Segment Start: ENTRIES PROVIDED

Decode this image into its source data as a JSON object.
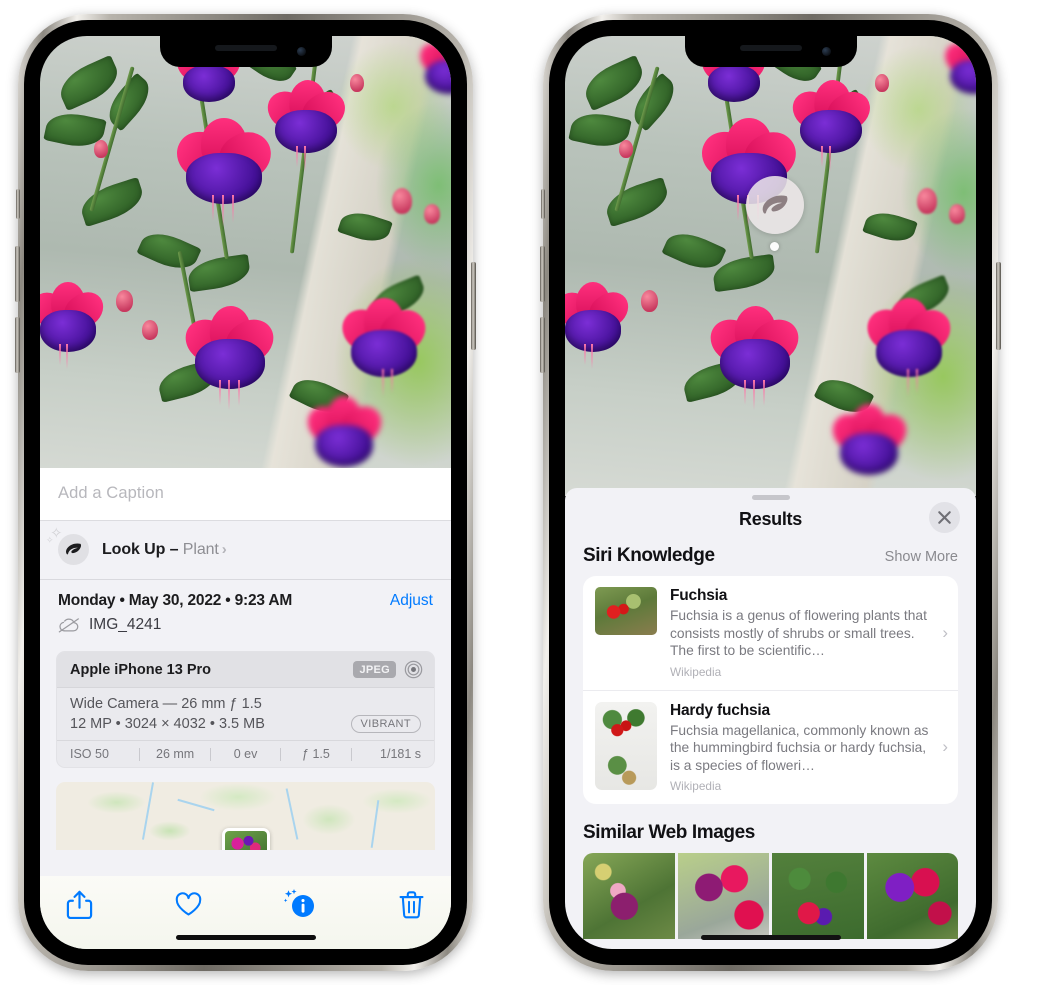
{
  "left_phone": {
    "caption": {
      "placeholder": "Add a Caption",
      "value": ""
    },
    "lookup": {
      "label": "Look Up",
      "dash": " – ",
      "subject": "Plant",
      "chevron": "›",
      "icon": "leaf-icon"
    },
    "meta": {
      "date_line": "Monday • May 30, 2022 • 9:23 AM",
      "adjust_label": "Adjust",
      "filename": "IMG_4241",
      "cloud_icon": "cloud-slash-icon"
    },
    "exif": {
      "device": "Apple iPhone 13 Pro",
      "format_badge": "JPEG",
      "lens_icon": "lens-circles-icon",
      "lens_line": "Wide Camera — 26 mm ƒ 1.5",
      "size_line": "12 MP • 3024 × 4032 • 3.5 MB",
      "color_badge": "VIBRANT",
      "stats": [
        "ISO 50",
        "26 mm",
        "0 ev",
        "ƒ 1.5",
        "1/181 s"
      ]
    },
    "toolbar": {
      "share_label": "share-icon",
      "favorite_label": "heart-icon",
      "info_label": "info-sparkle-icon",
      "delete_label": "trash-icon"
    }
  },
  "right_phone": {
    "badge": {
      "icon": "leaf-icon"
    },
    "sheet": {
      "title": "Results",
      "close_label": "✕"
    },
    "siri_knowledge": {
      "heading": "Siri Knowledge",
      "action": "Show More",
      "items": [
        {
          "title": "Fuchsia",
          "snippet": "Fuchsia is a genus of flowering plants that consists mostly of shrubs or small trees. The first to be scientific…",
          "source": "Wikipedia",
          "chevron": "›"
        },
        {
          "title": "Hardy fuchsia",
          "snippet": "Fuchsia magellanica, commonly known as the hummingbird fuchsia or hardy fuchsia, is a species of floweri…",
          "source": "Wikipedia",
          "chevron": "›"
        }
      ]
    },
    "similar_web_images": {
      "heading": "Similar Web Images",
      "count": 4
    }
  },
  "colors": {
    "accent_blue": "#007AFF",
    "sheet_bg": "#F2F2F6",
    "card_bg": "#FFFFFF",
    "text_primary": "#111114",
    "text_secondary": "#7A7A80",
    "badge_grey": "#A9A9AE"
  }
}
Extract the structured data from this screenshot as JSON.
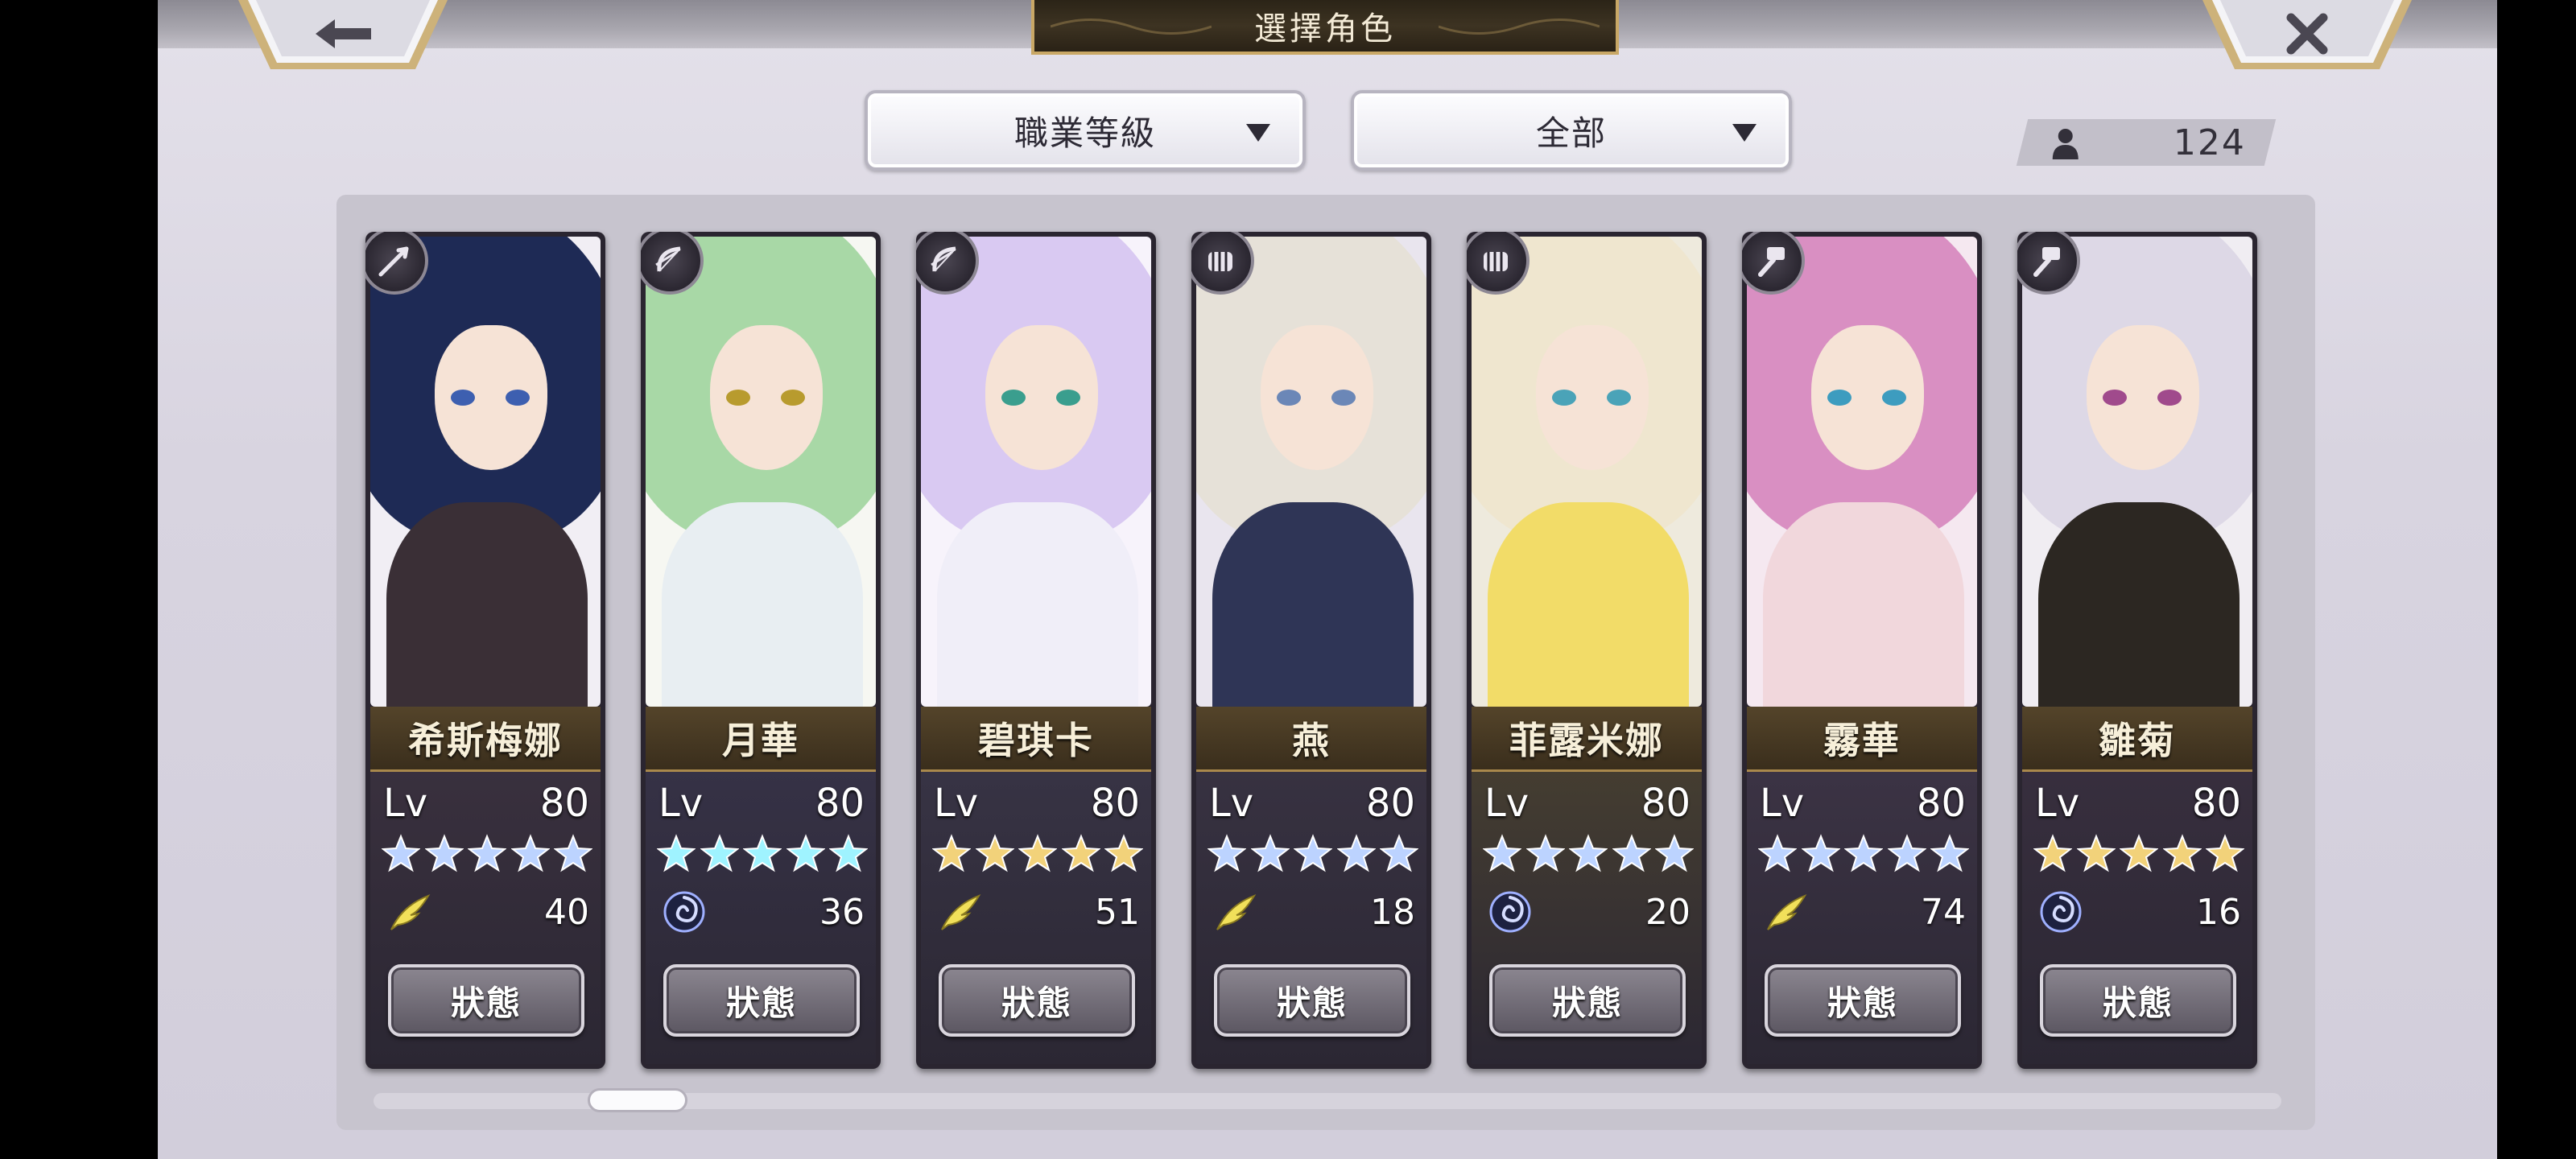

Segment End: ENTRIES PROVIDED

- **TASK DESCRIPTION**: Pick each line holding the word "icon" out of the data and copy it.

- **SOLVED PROBLEM**:
      "icon": "leaf-icon"
      "cloud_icon": "cloud-slash-icon"
      "lens_icon": "lens-circles-icon",
      "share_label": "share-icon",
      "favorite_label": "heart-icon",
      "info_label": "info-sparkle-icon",
      "delete_label": "trash-icon"
      "icon": "leaf-icon"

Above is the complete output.